- _WORK TO COMPLETE_: With respect to the word "this", report how many lines of the following listing include it. Give nothing but the number.

- _TASK DATA_:
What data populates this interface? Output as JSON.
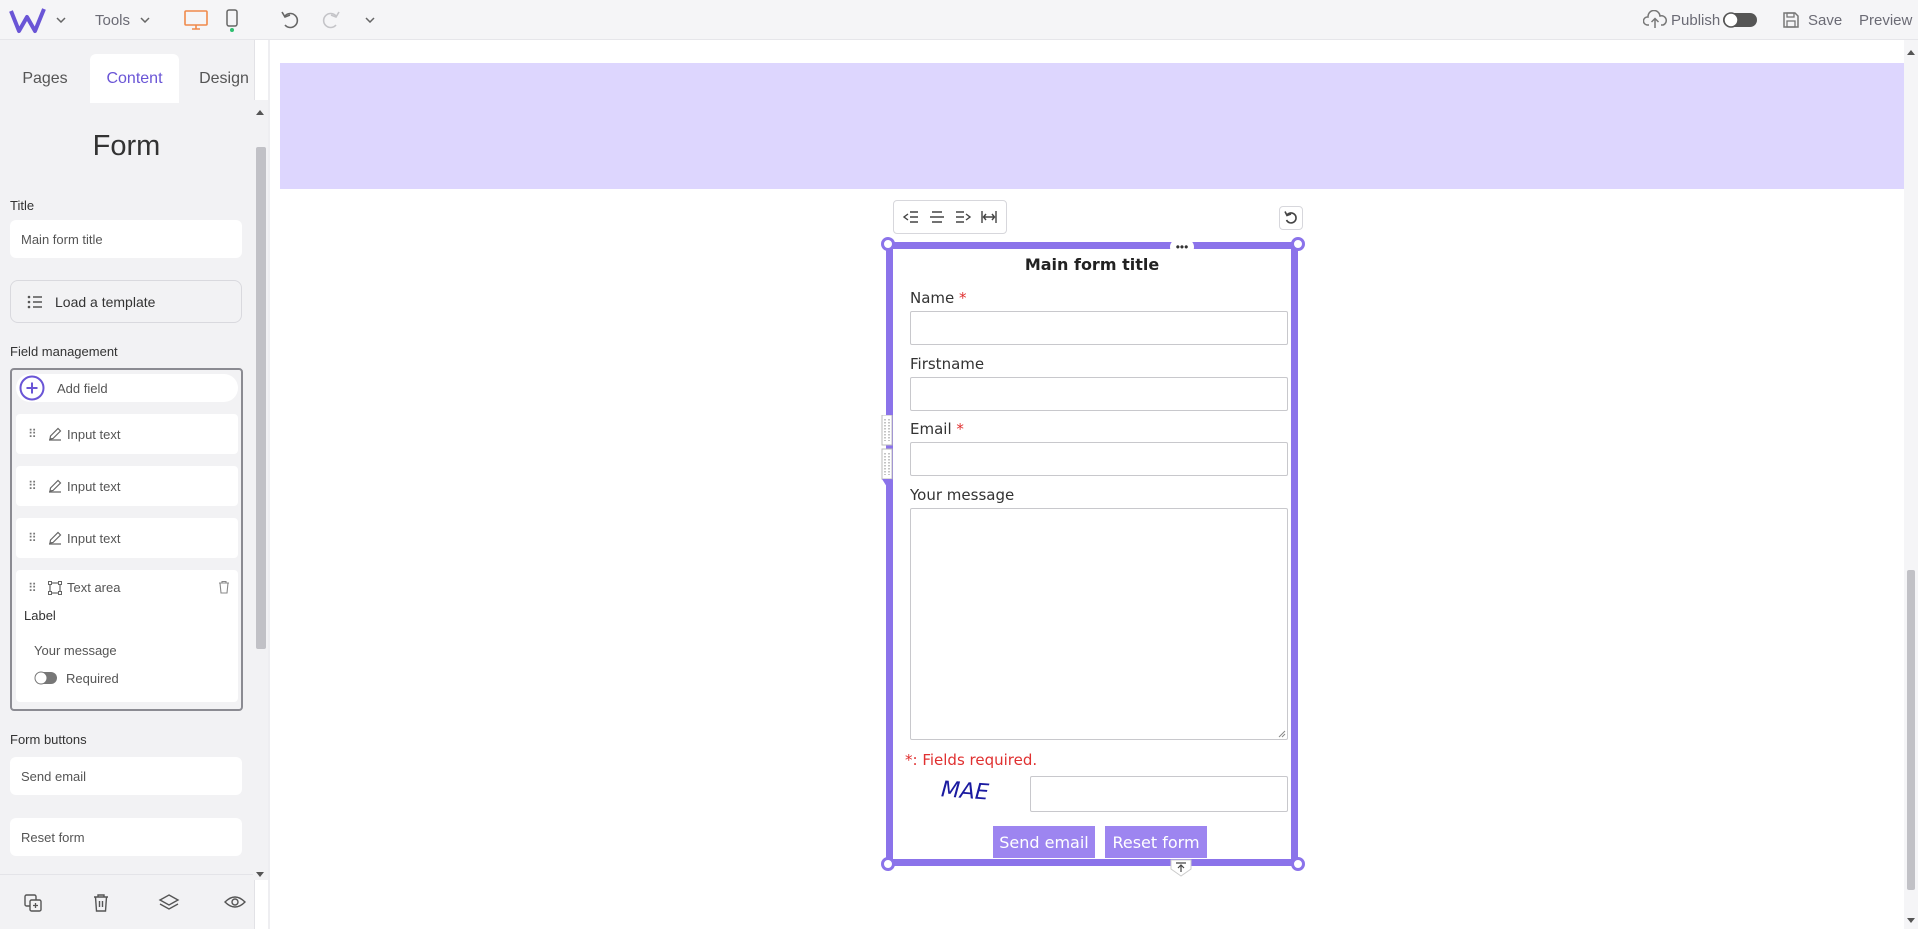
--
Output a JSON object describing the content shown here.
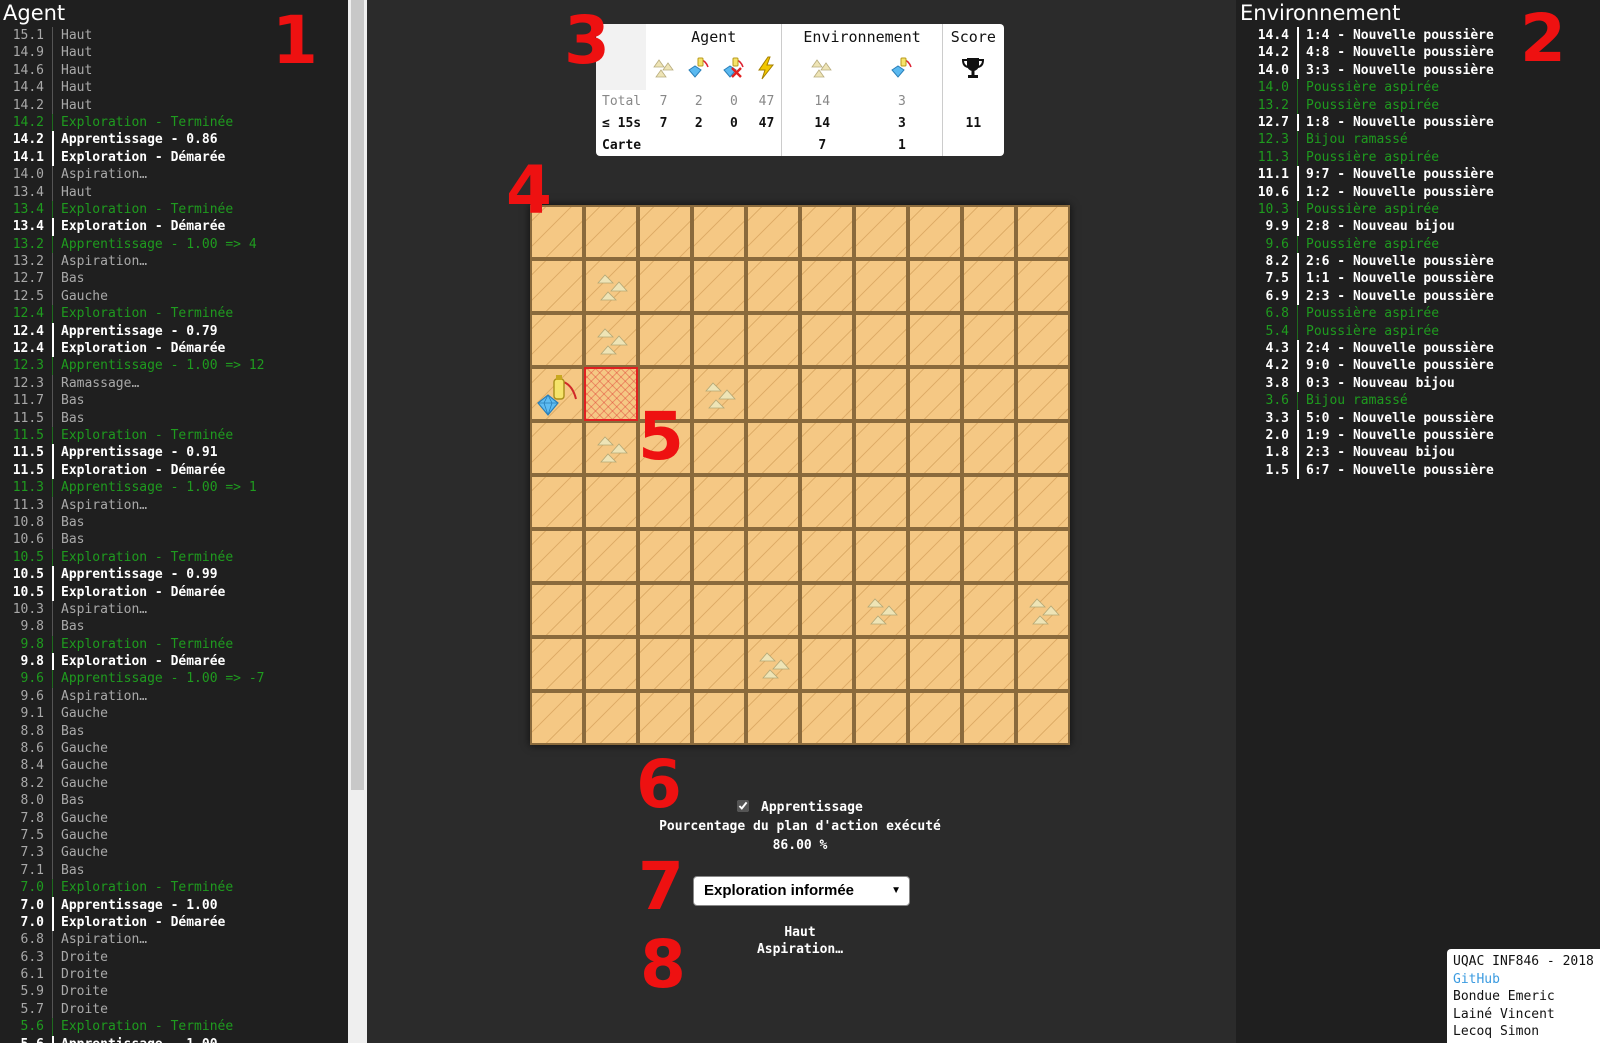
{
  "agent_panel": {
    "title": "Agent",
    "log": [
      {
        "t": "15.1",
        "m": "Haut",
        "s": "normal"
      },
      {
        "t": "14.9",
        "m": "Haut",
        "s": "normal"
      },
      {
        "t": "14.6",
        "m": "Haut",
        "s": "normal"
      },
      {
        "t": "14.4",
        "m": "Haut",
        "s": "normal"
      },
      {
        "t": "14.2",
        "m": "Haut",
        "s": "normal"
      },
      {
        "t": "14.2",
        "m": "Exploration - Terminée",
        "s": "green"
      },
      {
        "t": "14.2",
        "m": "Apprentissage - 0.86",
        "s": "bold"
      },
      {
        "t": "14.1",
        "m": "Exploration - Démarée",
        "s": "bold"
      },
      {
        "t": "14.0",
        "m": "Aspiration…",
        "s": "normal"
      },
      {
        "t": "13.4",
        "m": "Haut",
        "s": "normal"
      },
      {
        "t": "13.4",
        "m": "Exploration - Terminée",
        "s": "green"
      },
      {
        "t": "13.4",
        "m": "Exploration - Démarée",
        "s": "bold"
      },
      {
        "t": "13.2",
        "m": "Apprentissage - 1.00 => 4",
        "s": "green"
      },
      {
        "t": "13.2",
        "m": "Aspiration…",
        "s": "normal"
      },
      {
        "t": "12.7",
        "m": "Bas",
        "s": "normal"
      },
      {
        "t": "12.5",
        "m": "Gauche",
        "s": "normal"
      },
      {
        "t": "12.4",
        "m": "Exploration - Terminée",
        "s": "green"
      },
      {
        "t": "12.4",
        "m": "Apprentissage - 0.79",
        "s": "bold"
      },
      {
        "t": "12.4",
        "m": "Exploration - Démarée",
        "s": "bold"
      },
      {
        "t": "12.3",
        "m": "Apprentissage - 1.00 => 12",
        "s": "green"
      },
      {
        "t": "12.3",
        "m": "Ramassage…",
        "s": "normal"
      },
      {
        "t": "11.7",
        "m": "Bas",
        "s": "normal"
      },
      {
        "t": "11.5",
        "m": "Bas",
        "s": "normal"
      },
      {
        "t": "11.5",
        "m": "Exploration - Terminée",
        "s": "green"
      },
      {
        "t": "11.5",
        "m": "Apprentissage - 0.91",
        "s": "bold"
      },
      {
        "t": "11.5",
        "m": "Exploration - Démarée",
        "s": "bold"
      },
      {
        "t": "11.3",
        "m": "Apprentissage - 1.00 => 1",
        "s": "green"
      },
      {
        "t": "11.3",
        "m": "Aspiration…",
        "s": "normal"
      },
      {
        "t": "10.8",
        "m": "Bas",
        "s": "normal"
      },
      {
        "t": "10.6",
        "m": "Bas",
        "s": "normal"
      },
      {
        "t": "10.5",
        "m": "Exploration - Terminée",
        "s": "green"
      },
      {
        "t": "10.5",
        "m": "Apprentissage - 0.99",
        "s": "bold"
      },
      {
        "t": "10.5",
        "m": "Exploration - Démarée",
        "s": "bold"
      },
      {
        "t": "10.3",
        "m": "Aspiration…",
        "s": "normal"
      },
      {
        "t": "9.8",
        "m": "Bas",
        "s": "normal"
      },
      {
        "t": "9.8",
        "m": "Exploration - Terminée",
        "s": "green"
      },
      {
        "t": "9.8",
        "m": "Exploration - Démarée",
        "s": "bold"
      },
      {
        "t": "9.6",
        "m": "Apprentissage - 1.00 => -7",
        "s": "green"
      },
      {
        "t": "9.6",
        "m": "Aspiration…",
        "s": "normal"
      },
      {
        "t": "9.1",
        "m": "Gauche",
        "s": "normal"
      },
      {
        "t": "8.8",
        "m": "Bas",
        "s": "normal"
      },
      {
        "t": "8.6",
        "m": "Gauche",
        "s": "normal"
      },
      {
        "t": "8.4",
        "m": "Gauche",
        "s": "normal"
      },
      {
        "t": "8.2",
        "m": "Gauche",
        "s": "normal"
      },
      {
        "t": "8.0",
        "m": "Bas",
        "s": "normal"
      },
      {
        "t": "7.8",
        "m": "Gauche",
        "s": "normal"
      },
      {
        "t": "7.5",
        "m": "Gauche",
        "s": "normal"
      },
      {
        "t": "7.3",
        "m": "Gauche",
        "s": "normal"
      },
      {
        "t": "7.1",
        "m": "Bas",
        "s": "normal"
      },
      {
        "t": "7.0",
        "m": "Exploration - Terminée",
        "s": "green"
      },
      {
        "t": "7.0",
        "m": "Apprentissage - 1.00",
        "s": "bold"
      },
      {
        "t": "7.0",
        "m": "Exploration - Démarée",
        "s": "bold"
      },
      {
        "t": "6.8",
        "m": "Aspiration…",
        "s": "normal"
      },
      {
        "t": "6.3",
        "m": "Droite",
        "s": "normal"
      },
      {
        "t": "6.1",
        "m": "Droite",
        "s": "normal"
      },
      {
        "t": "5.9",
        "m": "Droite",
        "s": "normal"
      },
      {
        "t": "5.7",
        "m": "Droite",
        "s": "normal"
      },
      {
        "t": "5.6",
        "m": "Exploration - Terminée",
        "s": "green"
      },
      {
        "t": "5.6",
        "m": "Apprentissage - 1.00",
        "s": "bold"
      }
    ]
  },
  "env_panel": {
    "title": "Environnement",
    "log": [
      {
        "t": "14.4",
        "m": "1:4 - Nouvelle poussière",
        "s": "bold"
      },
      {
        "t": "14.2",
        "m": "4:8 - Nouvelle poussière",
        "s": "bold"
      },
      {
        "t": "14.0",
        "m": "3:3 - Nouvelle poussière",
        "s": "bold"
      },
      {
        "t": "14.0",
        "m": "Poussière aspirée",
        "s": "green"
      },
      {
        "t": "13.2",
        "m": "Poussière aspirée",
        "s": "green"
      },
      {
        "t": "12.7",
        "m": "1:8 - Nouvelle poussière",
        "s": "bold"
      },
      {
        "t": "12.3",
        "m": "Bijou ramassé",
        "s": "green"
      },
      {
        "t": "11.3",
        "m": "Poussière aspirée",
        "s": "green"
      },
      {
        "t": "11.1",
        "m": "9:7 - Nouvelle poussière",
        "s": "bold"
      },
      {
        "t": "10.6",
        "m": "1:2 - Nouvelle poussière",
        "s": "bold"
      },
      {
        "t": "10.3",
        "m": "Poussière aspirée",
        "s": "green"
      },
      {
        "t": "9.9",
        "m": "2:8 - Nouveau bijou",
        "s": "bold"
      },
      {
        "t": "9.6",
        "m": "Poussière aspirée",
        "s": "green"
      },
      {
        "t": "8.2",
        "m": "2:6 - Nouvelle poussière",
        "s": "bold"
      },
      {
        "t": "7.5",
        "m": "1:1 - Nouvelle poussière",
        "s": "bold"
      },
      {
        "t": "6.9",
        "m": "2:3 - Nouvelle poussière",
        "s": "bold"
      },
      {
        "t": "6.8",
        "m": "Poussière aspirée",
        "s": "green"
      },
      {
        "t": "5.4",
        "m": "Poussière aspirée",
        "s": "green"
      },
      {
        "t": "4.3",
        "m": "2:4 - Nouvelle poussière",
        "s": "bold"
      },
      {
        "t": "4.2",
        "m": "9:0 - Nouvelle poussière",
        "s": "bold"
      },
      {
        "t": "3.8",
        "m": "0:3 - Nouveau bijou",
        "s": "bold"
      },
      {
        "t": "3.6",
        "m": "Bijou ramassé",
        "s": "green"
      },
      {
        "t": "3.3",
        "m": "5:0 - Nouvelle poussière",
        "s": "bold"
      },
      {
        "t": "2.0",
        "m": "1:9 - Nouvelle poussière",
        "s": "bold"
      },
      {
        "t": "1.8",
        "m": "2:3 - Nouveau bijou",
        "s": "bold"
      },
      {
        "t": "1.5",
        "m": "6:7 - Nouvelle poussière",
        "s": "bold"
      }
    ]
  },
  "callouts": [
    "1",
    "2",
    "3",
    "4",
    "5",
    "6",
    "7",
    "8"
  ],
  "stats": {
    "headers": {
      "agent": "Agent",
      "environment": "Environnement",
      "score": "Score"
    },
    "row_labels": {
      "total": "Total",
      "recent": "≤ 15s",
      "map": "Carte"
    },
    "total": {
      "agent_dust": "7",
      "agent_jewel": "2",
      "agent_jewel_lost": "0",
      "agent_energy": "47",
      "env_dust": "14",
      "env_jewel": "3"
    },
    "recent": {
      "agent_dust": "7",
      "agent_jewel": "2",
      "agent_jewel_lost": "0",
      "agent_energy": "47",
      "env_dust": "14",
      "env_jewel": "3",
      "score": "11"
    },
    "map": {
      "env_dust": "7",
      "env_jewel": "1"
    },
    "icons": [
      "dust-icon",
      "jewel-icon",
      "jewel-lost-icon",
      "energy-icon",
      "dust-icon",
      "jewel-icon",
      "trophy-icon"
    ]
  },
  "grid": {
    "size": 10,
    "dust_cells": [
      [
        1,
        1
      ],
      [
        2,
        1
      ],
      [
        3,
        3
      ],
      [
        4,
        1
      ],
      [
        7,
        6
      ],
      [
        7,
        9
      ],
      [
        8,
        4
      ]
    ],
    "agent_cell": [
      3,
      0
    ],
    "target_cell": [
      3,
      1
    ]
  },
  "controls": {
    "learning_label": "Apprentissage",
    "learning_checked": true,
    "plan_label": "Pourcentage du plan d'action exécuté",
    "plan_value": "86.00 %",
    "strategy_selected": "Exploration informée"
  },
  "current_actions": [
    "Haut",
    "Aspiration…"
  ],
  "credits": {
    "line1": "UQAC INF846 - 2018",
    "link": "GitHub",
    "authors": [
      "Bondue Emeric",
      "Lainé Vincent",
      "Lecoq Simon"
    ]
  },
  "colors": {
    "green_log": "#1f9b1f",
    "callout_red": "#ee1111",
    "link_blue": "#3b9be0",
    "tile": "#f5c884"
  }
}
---
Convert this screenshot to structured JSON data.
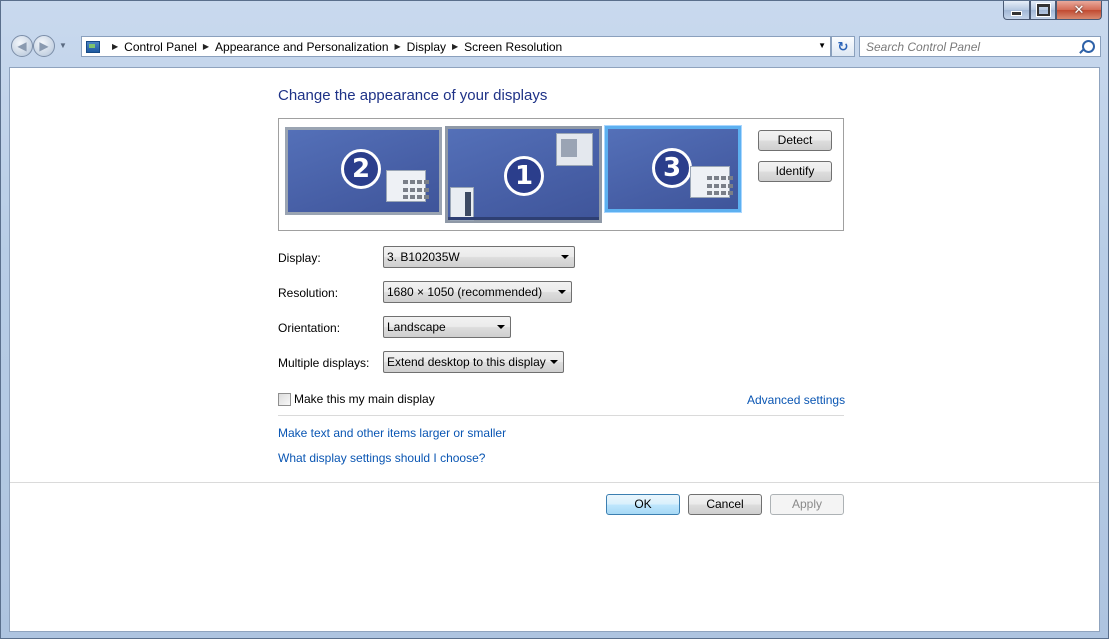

- _RESULT BELOW_: 2